    43. Sequence of Events (continued) As the stapes moves back and forth, it pushes the membrane of the oval window in-and-out—it vibrates more intensely than the tympanic membrane due to its smaller size. Movement of the oval window creates pressure waves in the perilymph of the scala vestibuli in the cochlea. The pressure waves are transmitted from the scala vestibuli to the scala tympani, and then to the round window. Figure 17.22 Chapter 17, page 601

    44. Sequence of Events (continued) The pressure waves that deform the walls of the scala vestibuli and scala tympani push the vestibular membrane back and forth, which produces pressure waves in the endolymph inside the cochlear duct. The pressure waves in the endolymph cause the basilar membrane to vibrate, moving the hair cells of the spiral organ against the basilar membrane. The movements result in bending of the stereocilia, producing graded, receptor potentials that lead to the generation of action potentials. The action potentials propagate along the cochlear branch of the vest-ibulocochlear (VIII) cranial nerve to the brain, as will be covered in sub-sequent slides. Figure 17.22 Chapter 17, page 601

    45. Frequency Tuning • Sound waves of differing frequencies (pitch) cause different segments of the basilar membrane to vibrate more effectively than other segments. • Each segment of the basilar membrane is tuned for a specific frequency. • The basilar membrane is narrower and stiffer at the base of the cochlea, and therefore high-frequencies induce maximal vibrations in this region. • The basilar membrane is wider and more flexible toward the apex (tip) of the cochlea, and therefore low-frequencies induce maximal vibrations in this region. Chapter 17, page 602

    46. Cochlear Organization Apex Base http://www.physics.uwo.ca

    47. Sensitivity to Sound Intensities • The loudness we perceive is determined in large part by the intensity, or amplitude, of the sound waves. • High-intensity sounds produce larger vibrations in the basilar membrane, resulting in a higher frequency of action potentials in the cochlear branch of the vestibulocochlear nerve. • Louder sounds also stimulate a larger number of hair cells in the cochlea. Chapter 17, page 602

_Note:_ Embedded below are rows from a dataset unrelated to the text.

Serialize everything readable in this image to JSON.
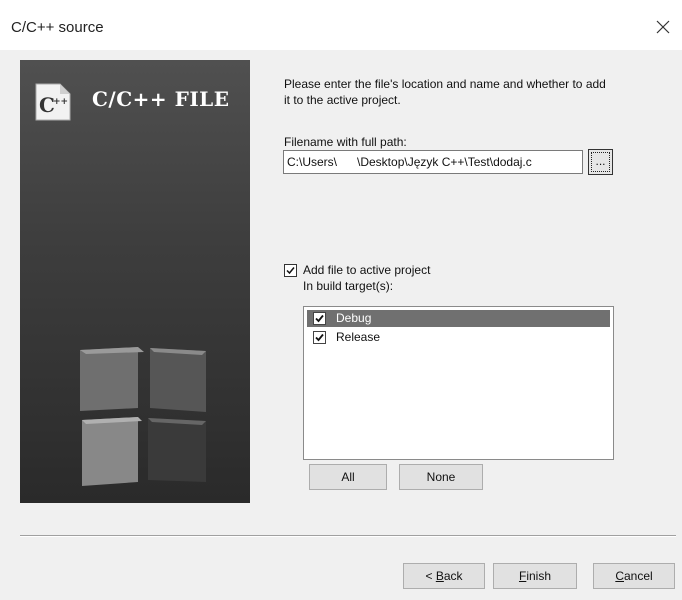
{
  "window": {
    "title": "C/C++ source"
  },
  "side_panel": {
    "banner": "C/C++ FILE",
    "icon": "cpp-file-icon"
  },
  "form": {
    "instructions": "Please enter the file's location and name and whether to add it to the active project.",
    "filename_label": "Filename with full path:",
    "filename_value": "C:\\Users\\      \\Desktop\\Język C++\\Test\\dodaj.c",
    "browse_label": "...",
    "add_to_project_label": "Add file to active project",
    "add_to_project_checked": true,
    "build_targets_label": "In build target(s):",
    "build_targets": [
      {
        "label": "Debug",
        "checked": true,
        "selected": true
      },
      {
        "label": "Release",
        "checked": true,
        "selected": false
      }
    ],
    "all_button": "All",
    "none_button": "None"
  },
  "footer": {
    "back_button": {
      "prefix": "< ",
      "mnemonic": "B",
      "rest": "ack"
    },
    "finish_button": {
      "mnemonic": "F",
      "rest": "inish"
    },
    "cancel_button": {
      "mnemonic": "C",
      "rest": "ancel"
    }
  }
}
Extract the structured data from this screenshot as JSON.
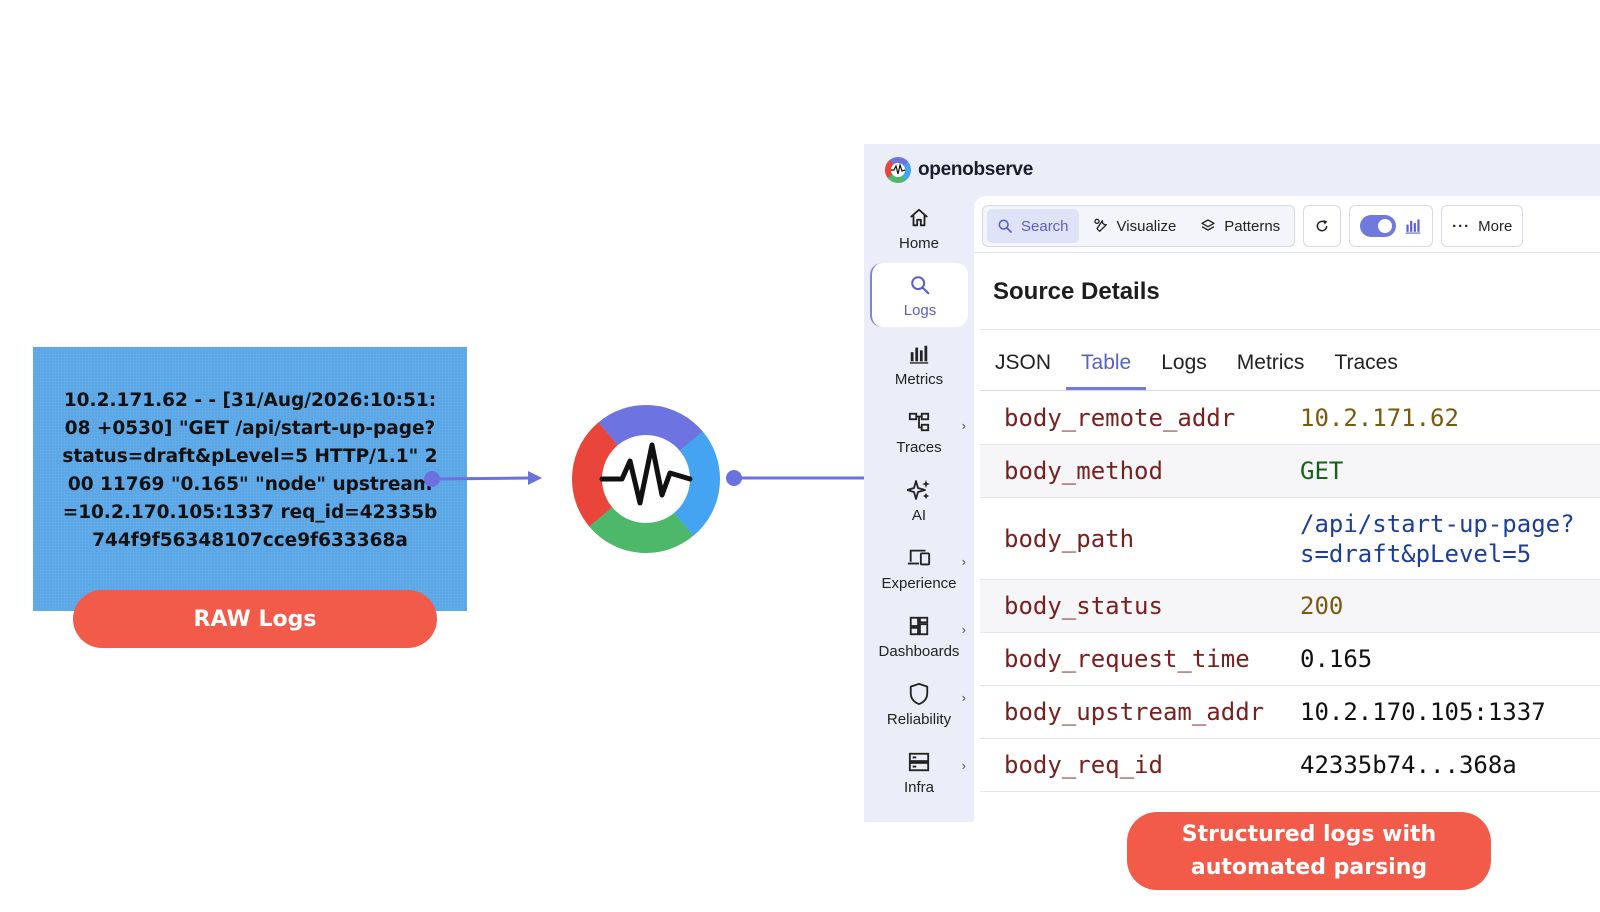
{
  "raw_log": {
    "text": "10.2.171.62 - - [31/Aug/2026:10:51:08 +0530] \"GET /api/start-up-page?status=draft&pLevel=5 HTTP/1.1\" 200 11769 \"0.165\" \"node\" upstream=10.2.170.105:1337 req_id=42335b744f9f56348107cce9f633368a",
    "label": "RAW Logs"
  },
  "structured_label": "Structured logs with automated parsing",
  "app": {
    "brand": "openobserve",
    "nav": [
      {
        "label": "Home",
        "icon": "home-icon"
      },
      {
        "label": "Logs",
        "icon": "search-icon",
        "active": true
      },
      {
        "label": "Metrics",
        "icon": "bar-chart-icon"
      },
      {
        "label": "Traces",
        "icon": "traces-icon",
        "chevron": true
      },
      {
        "label": "AI",
        "icon": "sparkle-icon"
      },
      {
        "label": "Experience",
        "icon": "devices-icon",
        "chevron": true
      },
      {
        "label": "Dashboards",
        "icon": "dashboard-icon",
        "chevron": true
      },
      {
        "label": "Reliability",
        "icon": "shield-icon",
        "chevron": true
      },
      {
        "label": "Infra",
        "icon": "server-icon",
        "chevron": true
      }
    ],
    "toolbar": {
      "search": "Search",
      "visualize": "Visualize",
      "patterns": "Patterns",
      "more": "More"
    },
    "source_title": "Source Details",
    "tabs": [
      "JSON",
      "Table",
      "Logs",
      "Metrics",
      "Traces"
    ],
    "active_tab": "Table",
    "rows": [
      {
        "key": "body_remote_addr",
        "value": "10.2.171.62",
        "style": "olive"
      },
      {
        "key": "body_method",
        "value": "GET",
        "style": "green"
      },
      {
        "key": "body_path",
        "value": "/api/start-up-page?\ns=draft&pLevel=5",
        "style": "blue"
      },
      {
        "key": "body_status",
        "value": "200",
        "style": "olive"
      },
      {
        "key": "body_request_time",
        "value": "0.165",
        "style": "dark"
      },
      {
        "key": "body_upstream_addr",
        "value": "10.2.170.105:1337",
        "style": "dark"
      },
      {
        "key": "body_req_id",
        "value": "42335b74...368a",
        "style": "dark"
      }
    ]
  },
  "colors": {
    "raw_box": "#5aa6e6",
    "pill": "#f25a4a",
    "arrow": "#6b72e0",
    "accent": "#5960c9"
  }
}
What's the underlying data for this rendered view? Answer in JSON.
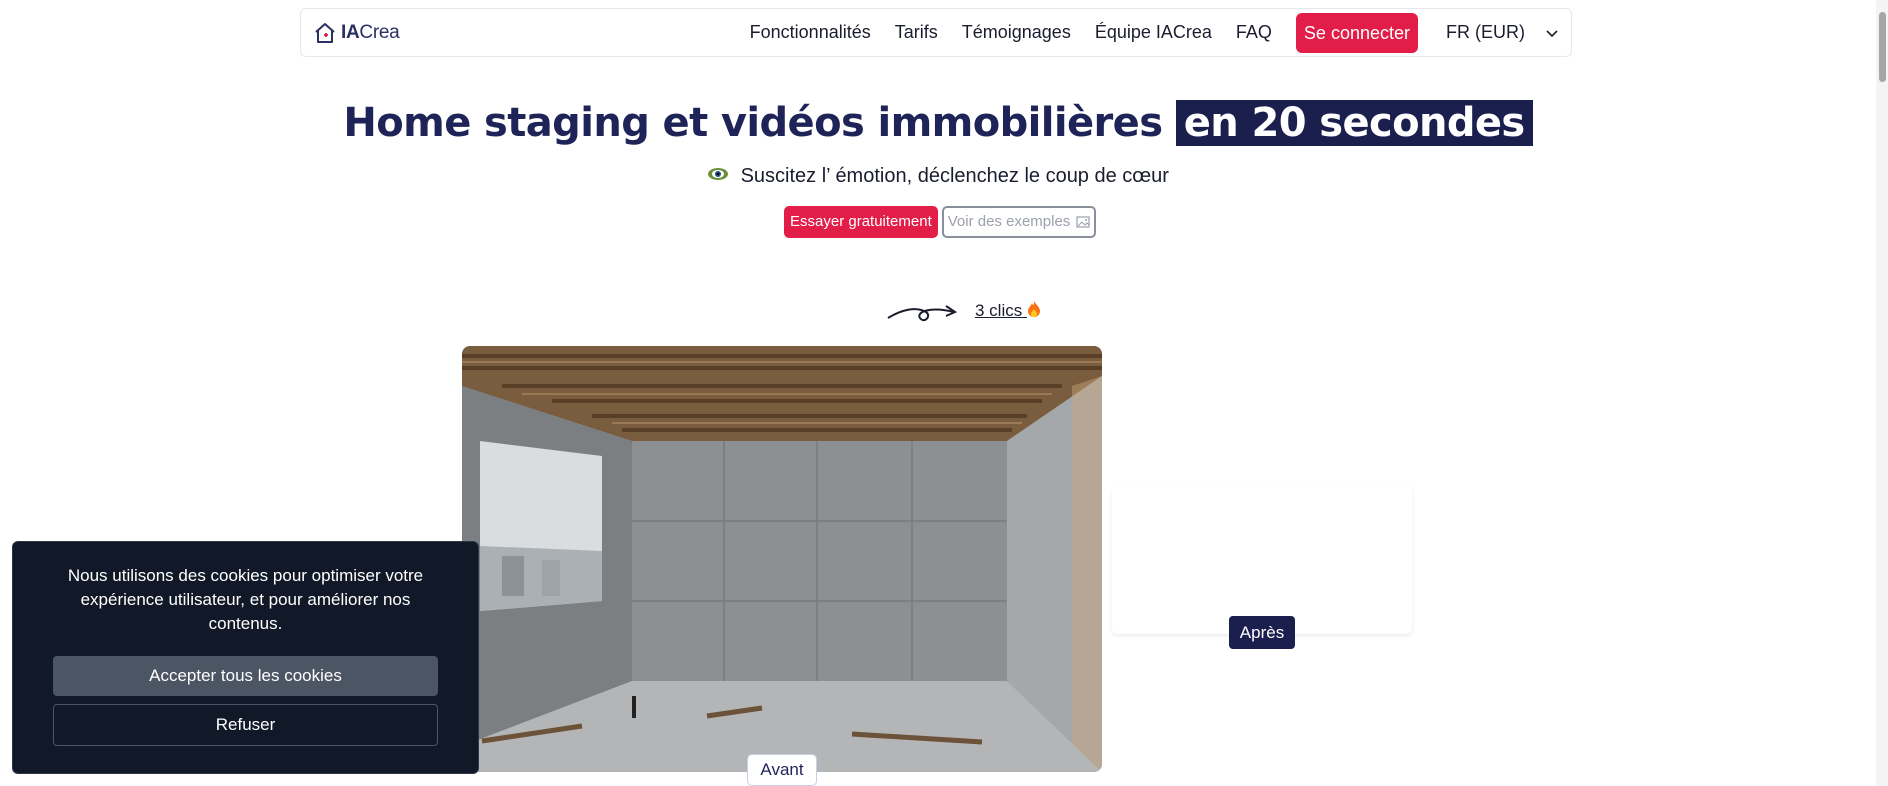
{
  "brand": {
    "logo_bold": "IA",
    "logo_rest": "Crea"
  },
  "nav": {
    "links": [
      "Fonctionnalités",
      "Tarifs",
      "Témoignages",
      "Équipe IACrea",
      "FAQ"
    ],
    "login": "Se connecter",
    "language": "FR (EUR)"
  },
  "hero": {
    "title_main": "Home staging et vidéos immobilières",
    "title_highlight": "en 20 secondes",
    "subtitle": "Suscitez l’ émotion, déclenchez le coup de cœur",
    "cta_primary": "Essayer gratuitement",
    "cta_secondary": "Voir des exemples"
  },
  "demo": {
    "note": "3 clics",
    "before_label": "Avant",
    "after_label": "Après"
  },
  "cookie": {
    "message": "Nous utilisons des cookies pour optimiser votre expérience utilisateur, et pour améliorer nos contenus.",
    "accept": "Accepter tous les cookies",
    "refuse": "Refuser"
  },
  "colors": {
    "accent": "#e11d48",
    "navy": "#1b1f4d",
    "cookie_bg": "#111827"
  },
  "icons": {
    "logo": "house-icon",
    "language": "chevron-down-icon",
    "examples": "image-icon",
    "subtitle": "eye-emoji-icon",
    "note": "fire-icon"
  }
}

    48. Transduction • The hair cells in the basilar membrane transduce mechanical vibrations into electrical signals. • As the basilar membrane vibrates, the stereocilia at the apex of the hair cell bend back and forth, and slide against one another. • The bending of the stereocilia produces graded, receptor potentials via a tip link protein that connects the tip of each stereocilium with a mechani-cally-gated ion channel. • Depolarization results from the inflow of K+ from the endolymph, produc-ing an inflow of Ca2+ that triggers synaptic vesicles to release glutamate, a neurotransmitter. Transduce = to convert energy from one form to another. Chapter 17, page 602

    49. Transduction (continued) • With Ca2+ inflow, the frequency of the action potentials increases in first-order sensory neurons that synapse with the base of the hair cell. • Bending of the stereocilia in the opposite direction generates hyper-polarizations, which decreases the frequency of the action potentials in the first-order sensory neurons. Chapter 17, page 602

    50. Otoacoustic Emissions • The cochlea can produce sounds n its own although they are usually inaudible. • These otoacoustic emissions are recorded by placing a special micro-phone next to the tympanic membrane. • The emissions are produced by the vibrations of the outer hair cells in response to signals from motor neurons that innervate the cochlea. • The activity enhances the movement of the basilar membrane, which serves to amplify the response of inner hair cells to sound waves. Chapter 17, page 602